Madhuri Karak


Insurgent Difference: An Ethnography of an Indian Resource Frontier

My Ph.D. dissertation analyzed resource extraction and development as mutually constitutive logics of rule in the bauxite-rich mountains of southern Odisha, India. I showed how Dongria and Kutia Kondh Adivasi communities threatened with displacement by mining capital draw on historically oppositional subjectivities to re-envision relations of power between the state, the market and the commons.

At the heart of this reimagining are youth activists who navigate overlapping worlds of agrarian distress, guerrilla insurgency, social movements and seasonal migration to forge new subjectivities and negotiations between politics, work and everyday life.

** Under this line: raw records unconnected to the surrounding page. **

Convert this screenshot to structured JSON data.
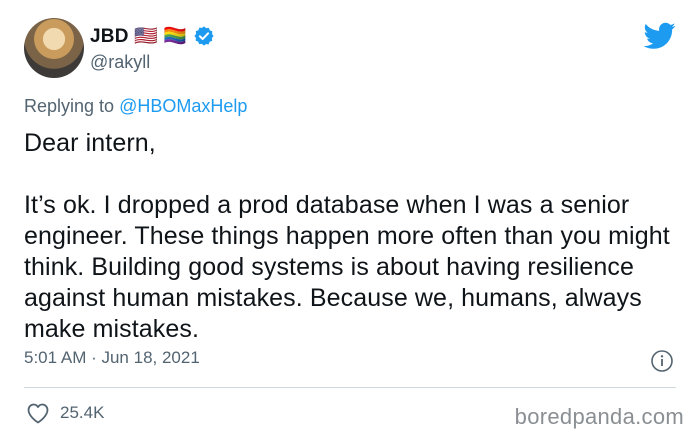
{
  "tweet": {
    "display_name": "JBD 🇺🇸 🏳️‍🌈",
    "handle": "@rakyll",
    "reply_prefix": "Replying to ",
    "reply_to": "@HBOMaxHelp",
    "text_lines": [
      "Dear intern,",
      "It’s ok. I dropped a prod database when I was a senior engineer. These things happen more often than you might think. Building good systems is about having resilience against human mistakes. Because we, humans, always make mistakes."
    ],
    "timestamp": "5:01 AM · Jun 18, 2021",
    "likes": "25.4K"
  },
  "watermark": "boredpanda.com",
  "colors": {
    "accent": "#1d9bf0",
    "secondary_text": "#536471",
    "divider": "#cfd9de"
  },
  "icons": [
    "avatar",
    "verified-badge-icon",
    "twitter-bird-icon",
    "info-icon",
    "heart-icon"
  ]
}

I conducted 16 months of ethnographic fieldwork [June-July 2013; June 2014 - July 2015] in Rayagada and Kalahandi districts of Odisha and archival research in Bhubaneswar, Chennai, and Kolkata. The Social Science Research Council and CUNY Graduate Center’s Advanced Research Collaborative supported this research.